Desire is mimetic and sexuality can find its fuel in the most unexpected of places. Clara Sola locates its kernel of yearning in jealousy and voyeurism as soon as its protagonist sets her eye on her niece Maria’s (Ana Julia Porras Espinoza) new boyfriend. The figure of Santiago as the only secondary male character in the film is, therefore, little more than a sketch of a character to drive Clara’s desire out of its hiding place. She sees his face everywhere, succumbing to ravenous daydreams which we never get to see, but feel; she knows where he lives based only on the number of houses one has to pass by to get there; this lust is primordial in its origin and ephemeral in its expressions.

The film is abundant with luscious, moist sequences of handheld mystique, whose life force imbue every second of it with inarticulate longing: to be one with nature. Lensed by DoP Sophie Winqvist Loggins (who also shot Ninja Thyberg’s Pleasure), Clara Sola is invested in the horizontal relationship between humans, nature, and animals, all of which deserve attentive, affective close-ups and equally long takes. The haunting score by Ruben De Gheselle wraps up a seemingly impenetrable world, but one that is layered with the sounds of a world awakening as much as Clara is.

Director Álvarez Mesén makes room for ambiguity in the way she deals with interpersonal female relationships, hinting at the role of control, contempt, and envy inherited by the patriarchal order, which is then interiorised by the women themselves. Some of these issues, however, beg for more elaboration within the context of Clara being a largely unknowable but intuitive protagonist, and at times the audience is being asked to assume too much: about motherhood, about the destructive force of female desire. However, none of this can take away the inquisitive pleasure of submerging oneself in the elusive beauty of Clara’s world: a story of women’s fury told as a sensual delight one cannot say no to.

Clara Sola is released in UK cinemas and Curzon Home Cinema on November 18.

Where to watch

More Reviews...

Dawn Breaks Behind the Eyes review – brilliantly tricksy Euro horror homage

Kevin Kopacka's meta-natured genre throwback, greatly atmospheric and narratively loose, is never quite what it appears

Lynch/Oz review – an act of film criticism that illuminates and invigorates

Alexandre O. Philippe’s approachable, insightful documentary delves into the director's canon through his love of The Wizard of Oz

Utama review – Bolivian drama of big themes and bold visuals

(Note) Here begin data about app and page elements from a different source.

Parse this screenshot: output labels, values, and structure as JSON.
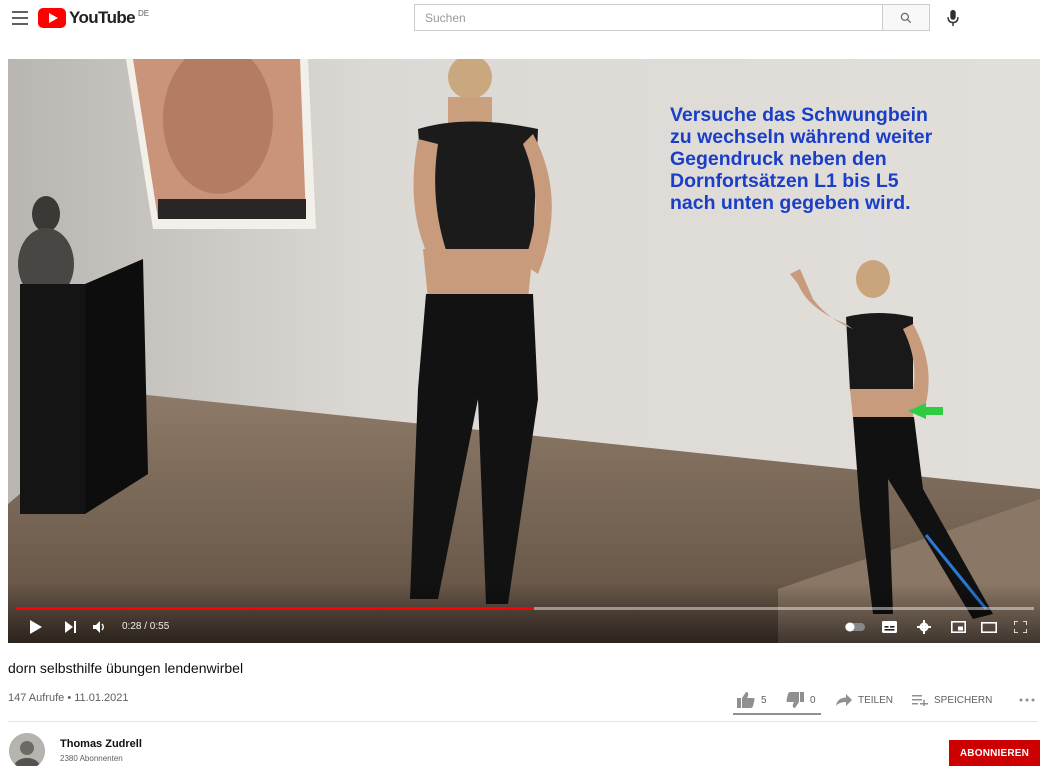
{
  "header": {
    "logo_text": "YouTube",
    "country_code": "DE",
    "search_placeholder": "Suchen"
  },
  "player": {
    "overlay_text": "Versuche das Schwungbein\nzu wechseln während weiter\nGegendruck neben den\nDornfortsätzen L1 bis L5\nnach unten gegeben wird.",
    "time": "0:28 / 0:55",
    "progress_fraction": 0.509,
    "colors": {
      "progress": "#ff0000",
      "overlay_text": "#1a3ec8"
    }
  },
  "video": {
    "title": "dorn selbsthilfe übungen lendenwirbel",
    "meta": "147 Aufrufe • 11.01.2021"
  },
  "actions": {
    "like_count": "5",
    "dislike_count": "0",
    "share_label": "TEILEN",
    "save_label": "SPEICHERN"
  },
  "channel": {
    "name": "Thomas Zudrell",
    "subscribers": "2380 Abonnenten",
    "subscribe_label": "ABONNIEREN",
    "subscribe_color": "#cc0000"
  },
  "icons": [
    "menu-icon",
    "youtube-logo-icon",
    "search-icon",
    "mic-icon",
    "play-icon",
    "next-icon",
    "volume-icon",
    "autoplay-toggle-icon",
    "subtitles-icon",
    "settings-icon",
    "miniplayer-icon",
    "theater-mode-icon",
    "fullscreen-icon",
    "thumbs-up-icon",
    "thumbs-down-icon",
    "share-icon",
    "save-icon",
    "more-icon"
  ]
}
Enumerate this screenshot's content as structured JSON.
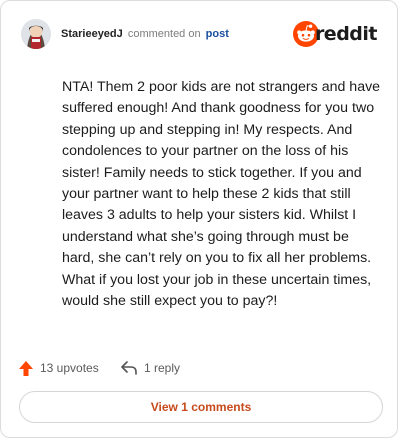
{
  "comment": {
    "username": "StarieeyedJ",
    "verb": "commented on",
    "target": "post",
    "body": "NTA! Them 2 poor kids are not strangers and have suffered enough! And thank goodness for you two stepping up and stepping in! My respects. And condolences to your partner on the loss of his sister! Family needs to stick together. If you and your partner want to help these 2 kids that still leaves 3 adults to help your sisters kid. Whilst I understand what she’s going through must be hard, she can’t rely on you to fix all her problems. What if you lost your job in these uncertain times, would she still expect you to pay?!",
    "upvotes_label": "13 upvotes",
    "replies_label": "1 reply"
  },
  "brand": {
    "name": "reddit",
    "accent": "#ff4500",
    "icon": "reddit-logo-icon"
  },
  "footer": {
    "view_label": "View 1 comments",
    "view_color": "#c74a1b"
  },
  "icons": {
    "upvote": "upvote-arrow-icon",
    "reply": "reply-arrow-icon",
    "avatar": "avatar"
  }
}
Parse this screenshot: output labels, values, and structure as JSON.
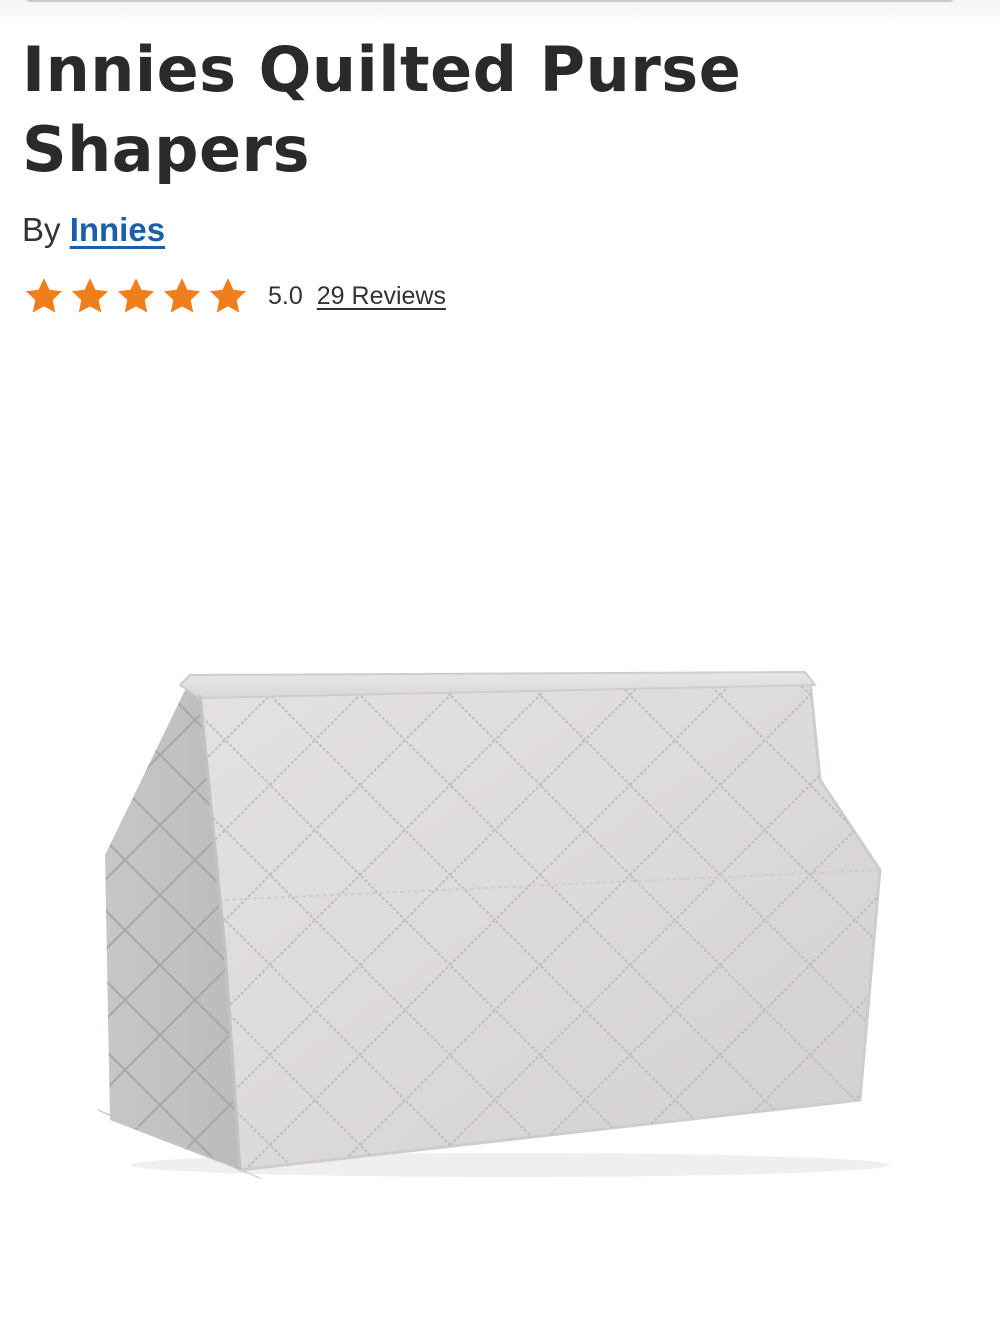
{
  "product": {
    "title": "Innies Quilted Purse Shapers",
    "by_prefix": "By",
    "brand": "Innies",
    "rating": {
      "stars": 5,
      "value": "5.0",
      "reviews_label": "29 Reviews",
      "star_color": "#ef7f1a"
    },
    "image": {
      "icon": "quilted-purse-shaper-photo"
    }
  },
  "colors": {
    "title": "#2a2a2a",
    "link": "#1a5fa8",
    "accent": "#ef7f1a"
  }
}
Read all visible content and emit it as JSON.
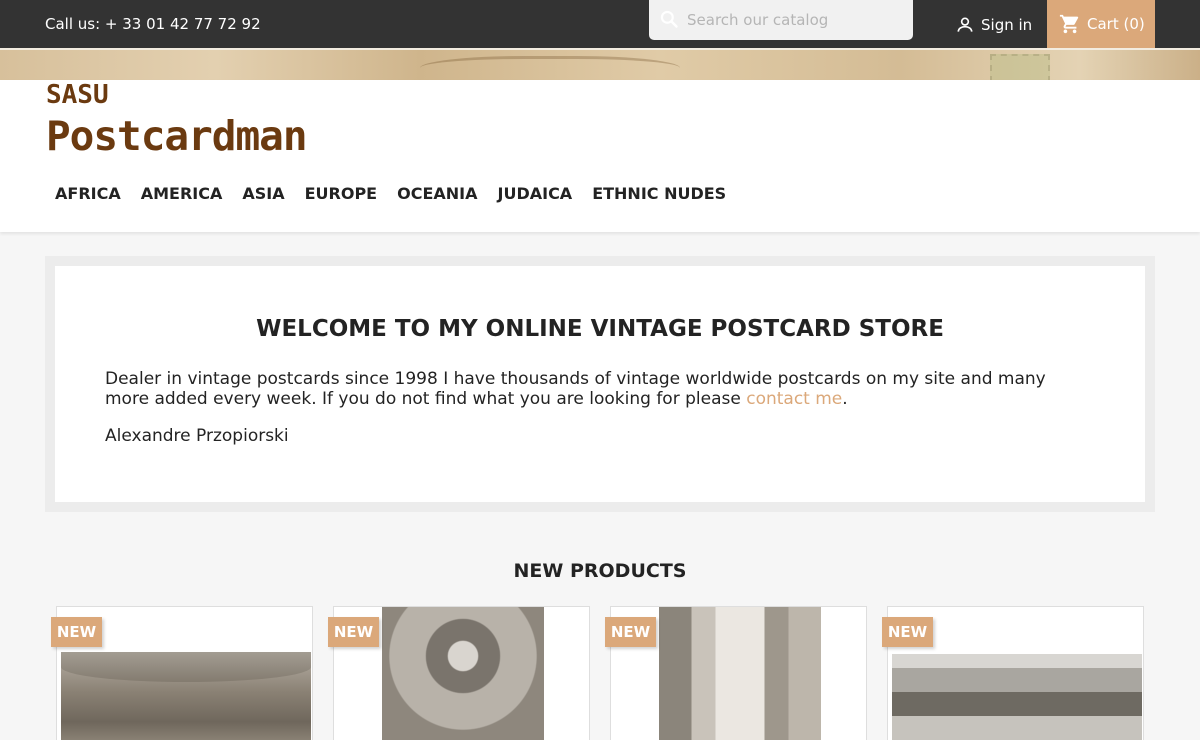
{
  "topbar": {
    "call_text": "Call us: + 33 01 42 77 72 92",
    "search_placeholder": "Search our catalog",
    "signin_label": "Sign in",
    "cart_label": "Cart (0)"
  },
  "brand": {
    "line1": "SASU",
    "line2": "Postcardman",
    "color": "#6b3a10"
  },
  "nav": {
    "items": [
      {
        "label": "AFRICA"
      },
      {
        "label": "AMERICA"
      },
      {
        "label": "ASIA"
      },
      {
        "label": "EUROPE"
      },
      {
        "label": "OCEANIA"
      },
      {
        "label": "JUDAICA"
      },
      {
        "label": "ETHNIC NUDES"
      }
    ]
  },
  "welcome": {
    "title": "WELCOME TO MY ONLINE VINTAGE POSTCARD STORE",
    "text_before_link": "Dealer in vintage postcards since 1998 I have thousands of vintage worldwide postcards on my site and many more added every week. If you do not find what you are looking for please ",
    "link_text": "contact me",
    "text_after_link": ".",
    "signature": "Alexandre Przopiorski"
  },
  "new_products": {
    "title": "NEW PRODUCTS",
    "badge_label": "NEW",
    "items": [
      {
        "badge": "NEW"
      },
      {
        "badge": "NEW"
      },
      {
        "badge": "NEW"
      },
      {
        "badge": "NEW"
      }
    ]
  },
  "colors": {
    "accent": "#dba87a",
    "topbar": "#333333",
    "text": "#232323"
  },
  "icons": {
    "search": "search-icon",
    "user": "user-icon",
    "cart": "cart-icon"
  }
}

Alejandro Loayza Grisi's debut explores intergenerational conflict and climate emergency through the story of two elderly farmers

Strange World review – Disney Animation stumbles with a sluggish adventure

Some fantastic environment and creature designs aside, poor pacing and a lack of jokes will leave parents and kids mostly bored

Features

Starter Pack: A Guide to Noirvember

As the month-long celebration kicks off again, Steph Green offers a pathway into the most morally murky of all movie genres...

Goran Stolevski on You Won’t Be Alone: “The film is about witches, but it’s also about feelings!”

The Macedonian-Australian director's bewitching debut feature is a Balkan fairytale that grapples with identity and humanity. Fedor Tot talks to the filmmaker ahead of its UK release

10 Must-See Films at BFI London Film Festival 2022

As the latest edition of the festival returns to the capital, Ella Kemp highlights some of this year's most essential features

Every David Cronenberg Film, Ranked

To mark the release of Crimes of the Future, Steph Green sorts the body-obsessed auteur's vast filmography from worst to best...